I don't quite buy it. I read a lot of medical studies in my spare time, and it seems to me that being fat does indicate poorer health. As far as diet and exercise go, it irks me when I read about people who get gastric bypass or similar operations, and who say they needed it because "dieting didn't work." Surgery that prevents a person from eating has the same physical effect as eating a lot less. So it's not that a diet didn't work, it's that for complicated emotional, chemical, hormonal, or genetic reasons, the person in question couldn't stop eating. I don't mean to argue semantics; I think it's interesting to address why so many Americans can't stop eating.
Most of what I think on the topic of Fat Acceptance is based on the many years I have spent listening to friends of all sizes talk about their weight. I've never heard anyone I know say they felt great overweight. Personally I get supercranky when I gain ten pounds, and know that my mood would deteriorate exponentially if I became obese. And not at all because of society's expectations. I know I am probably not allowed to have opinions on this if I've never been obese, but the subject of weight fascinates me.
I write a lot here about the Don't Kid Yourself Diet, which is what I call the harsh standards, blunt talk, and crazy plans featured in old diet books. I find it very entertaining. But to be honest, most of the diet and fitness advice in my old books is reasonable and moderate.
I also haven't found a lot of evidence that wildly different body types have been "in," during different time periods. Yes, models used in ads and in art fluctuate, but I feel the books give me a more realistic view about what actual women looked like and tried to achieve. For example, throughout modern history, people of my height and frame, who were not seeking work as actresses or models, tend to want to weigh about 120 to about 140 pounds. When my old books use medical or insurance charts, thats's mid-range for my height. And it would put me somewhere between a size four and a ten. In other words, a medium. In decades in which plump roundness was the ideal, that only meant beauties gravitated toward the higher end of that range. And vice versa.
Stella Reichman aside, my beauty authors are not much for accepting things just as they are, but much more apt to make a project out of striving for what one wanted. Two hundred years ago, one hundred years ago, twenty years ago, my authors thought obesity was problematic for the health and the looks, and needed to be addressed at once.
Before Atkins, before low-fat, or low-carb, before prepacked, processed frozen meals stamped with the names of weight loss gurus, the large part of diet advice has been to get up early, go for a walk in the fresh air, eat whole natural foods like vegetables, and eschew pastry and excess butter, alcohol, and treats.

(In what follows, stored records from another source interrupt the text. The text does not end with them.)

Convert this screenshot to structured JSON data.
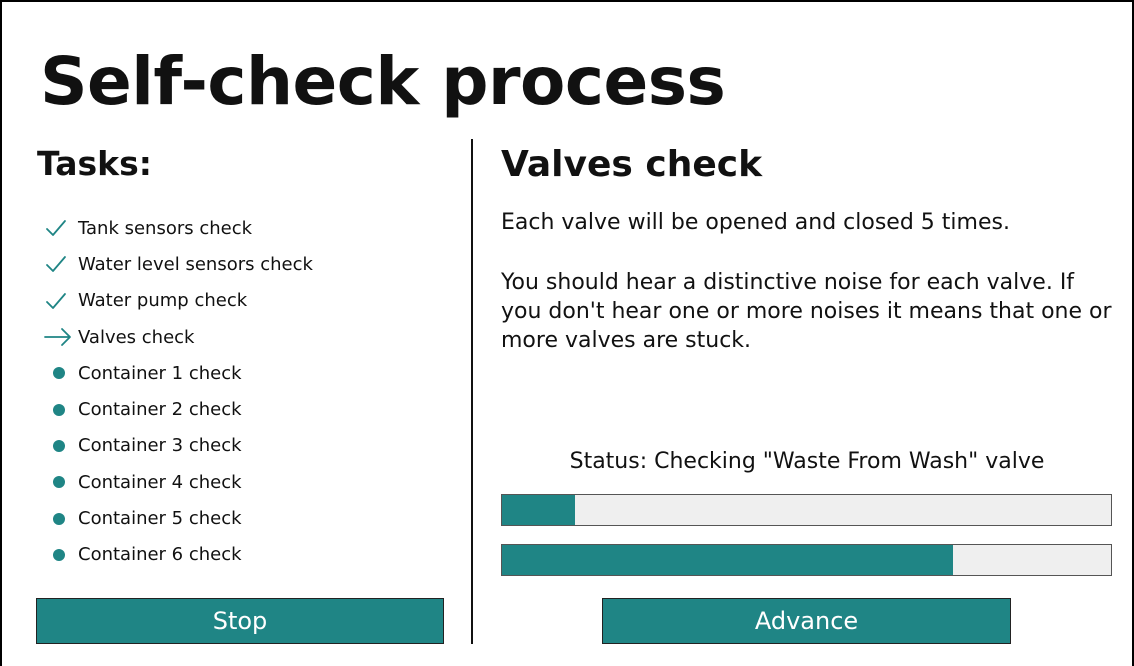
{
  "page": {
    "title": "Self-check process"
  },
  "tasks": {
    "heading": "Tasks:",
    "items": [
      {
        "label": "Tank sensors check",
        "state": "done",
        "icon": "checkmark-icon"
      },
      {
        "label": "Water level sensors check",
        "state": "done",
        "icon": "checkmark-icon"
      },
      {
        "label": "Water pump check",
        "state": "done",
        "icon": "checkmark-icon"
      },
      {
        "label": "Valves check",
        "state": "current",
        "icon": "arrow-right-icon"
      },
      {
        "label": "Container 1 check",
        "state": "pending",
        "icon": "bullet-icon"
      },
      {
        "label": "Container 2 check",
        "state": "pending",
        "icon": "bullet-icon"
      },
      {
        "label": "Container 3 check",
        "state": "pending",
        "icon": "bullet-icon"
      },
      {
        "label": "Container 4 check",
        "state": "pending",
        "icon": "bullet-icon"
      },
      {
        "label": "Container 5 check",
        "state": "pending",
        "icon": "bullet-icon"
      },
      {
        "label": "Container 6 check",
        "state": "pending",
        "icon": "bullet-icon"
      }
    ]
  },
  "current_step": {
    "title": "Valves check",
    "description_1": "Each valve will be opened and closed 5 times.",
    "description_2": "You should hear a distinctive noise for each valve. If you don't hear one or more noises it means that one or more valves are stuck.",
    "status": "Status: Checking \"Waste From Wash\" valve",
    "progress_step": 0.12,
    "progress_overall": 0.74
  },
  "buttons": {
    "stop_label": "Stop",
    "advance_label": "Advance"
  },
  "colors": {
    "accent": "#1f8585",
    "track": "#efefef"
  }
}
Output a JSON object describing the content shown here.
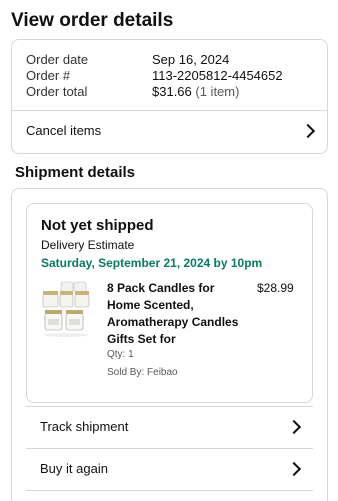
{
  "page": {
    "title": "View order details"
  },
  "order_summary": {
    "rows": [
      {
        "label": "Order date",
        "value": "Sep 16, 2024"
      },
      {
        "label": "Order #",
        "value": "113-2205812-4454652"
      },
      {
        "label": "Order total",
        "value": "$31.66",
        "note": "(1 item)"
      }
    ],
    "cancel_label": "Cancel items"
  },
  "shipment": {
    "section_title": "Shipment details",
    "status": "Not yet shipped",
    "estimate_label": "Delivery Estimate",
    "estimate_date": "Saturday, September 21, 2024 by 10pm",
    "product": {
      "title": "8 Pack Candles for Home Scented, Aromatherapy Candles Gifts Set for",
      "price": "$28.99",
      "qty": "Qty: 1",
      "seller": "Sold By: Feibao",
      "image_icon": "candle-set-product-image"
    },
    "actions": [
      {
        "label": "Track shipment"
      },
      {
        "label": "Buy it again"
      }
    ]
  },
  "colors": {
    "delivery_green": "#067d62",
    "border": "#d5d9d9",
    "text": "#0f1111"
  }
}
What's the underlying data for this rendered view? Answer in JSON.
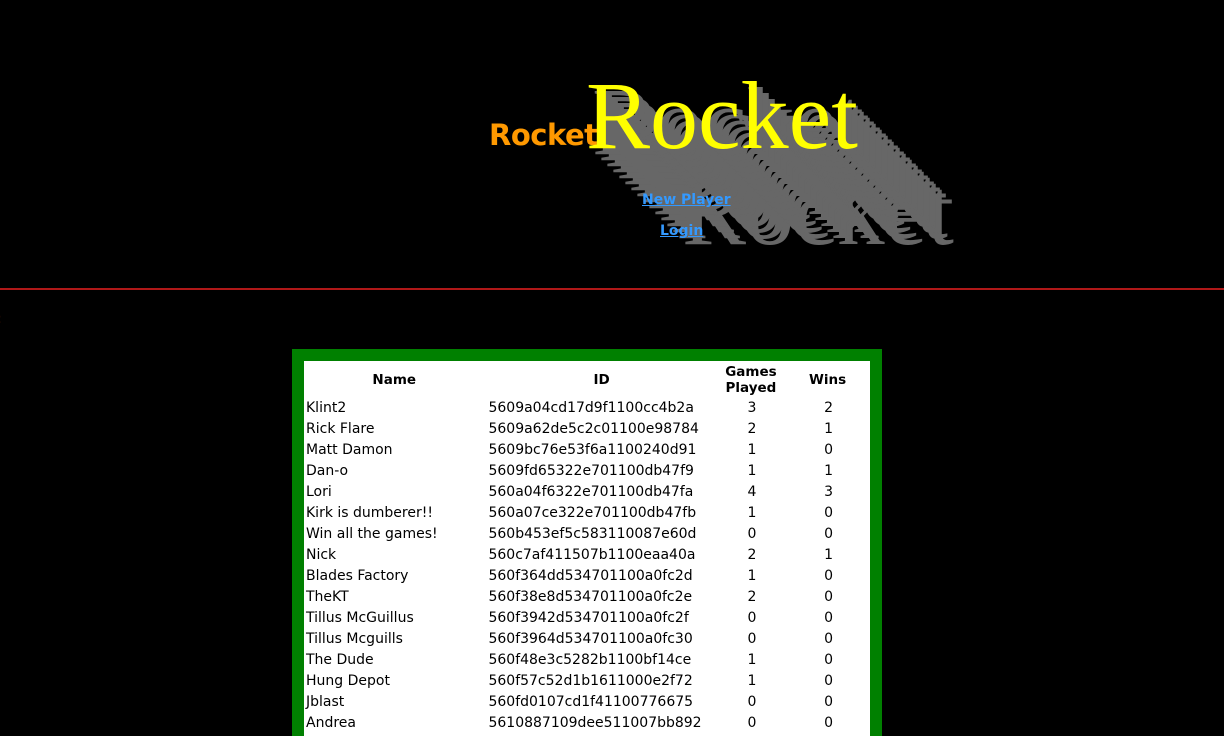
{
  "header": {
    "logo_small": "Rocket",
    "logo_big": "Rocket",
    "links": {
      "new_player": "New Player",
      "login": "Login"
    }
  },
  "colors": {
    "background": "#000000",
    "logo_small": "#ff9900",
    "logo_big": "#ffff00",
    "logo_shadow": "#676767",
    "link": "#3399ff",
    "divider": "#b01818",
    "table_border": "#008000"
  },
  "table": {
    "headers": {
      "name": "Name",
      "id": "ID",
      "games_played_line1": "Games",
      "games_played_line2": "Played",
      "wins": "Wins"
    },
    "rows": [
      {
        "name": "Klint2",
        "id": "5609a04cd17d9f1100cc4b2a",
        "games": "3",
        "wins": "2"
      },
      {
        "name": "Rick Flare",
        "id": "5609a62de5c2c01100e98784",
        "games": "2",
        "wins": "1"
      },
      {
        "name": "Matt Damon",
        "id": "5609bc76e53f6a1100240d91",
        "games": "1",
        "wins": "0"
      },
      {
        "name": "Dan-o",
        "id": "5609fd65322e701100db47f9",
        "games": "1",
        "wins": "1"
      },
      {
        "name": "Lori",
        "id": "560a04f6322e701100db47fa",
        "games": "4",
        "wins": "3"
      },
      {
        "name": "Kirk is dumberer!!",
        "id": "560a07ce322e701100db47fb",
        "games": "1",
        "wins": "0"
      },
      {
        "name": "Win all the games!",
        "id": "560b453ef5c583110087e60d",
        "games": "0",
        "wins": "0"
      },
      {
        "name": "Nick",
        "id": "560c7af411507b1100eaa40a",
        "games": "2",
        "wins": "1"
      },
      {
        "name": "Blades Factory",
        "id": "560f364dd534701100a0fc2d",
        "games": "1",
        "wins": "0"
      },
      {
        "name": "TheKT",
        "id": "560f38e8d534701100a0fc2e",
        "games": "2",
        "wins": "0"
      },
      {
        "name": "Tillus McGuillus",
        "id": "560f3942d534701100a0fc2f",
        "games": "0",
        "wins": "0"
      },
      {
        "name": "Tillus Mcguills",
        "id": "560f3964d534701100a0fc30",
        "games": "0",
        "wins": "0"
      },
      {
        "name": "The Dude",
        "id": "560f48e3c5282b1100bf14ce",
        "games": "1",
        "wins": "0"
      },
      {
        "name": "Hung Depot",
        "id": "560f57c52d1b1611000e2f72",
        "games": "1",
        "wins": "0"
      },
      {
        "name": "Jblast",
        "id": "560fd0107cd1f41100776675",
        "games": "0",
        "wins": "0"
      },
      {
        "name": "Andrea",
        "id": "5610887109dee511007bb892",
        "games": "0",
        "wins": "0"
      }
    ]
  }
}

I found the full text of Health, Beauty and the Toilet: Letters to Ladies from a Lady Doctor by Anna Kingsford, published in 1886, online at Google Books. Lady Doctor Kingsford shapes each chapter in the form of a response to a letter from a real or imagined questioner.
I have pasted the first page of the chapter, On Obesity, below. After you enjoy the charming and quirky tone, I invite you to click over to read the whole chapter. You'll notice how logical most of her advice is. One minor point of interest (to me and possibly to reader and loved one, Lu), the Lady Doctor recommends reducing fluids for weight loss, rather than the modern notion of drowning oneself in water for fitness. There is also a lot written about massaging and pounding away at the fat, which was widely believed to be helpful. More on that soon. Anyway, enjoy. The rest of the book is here.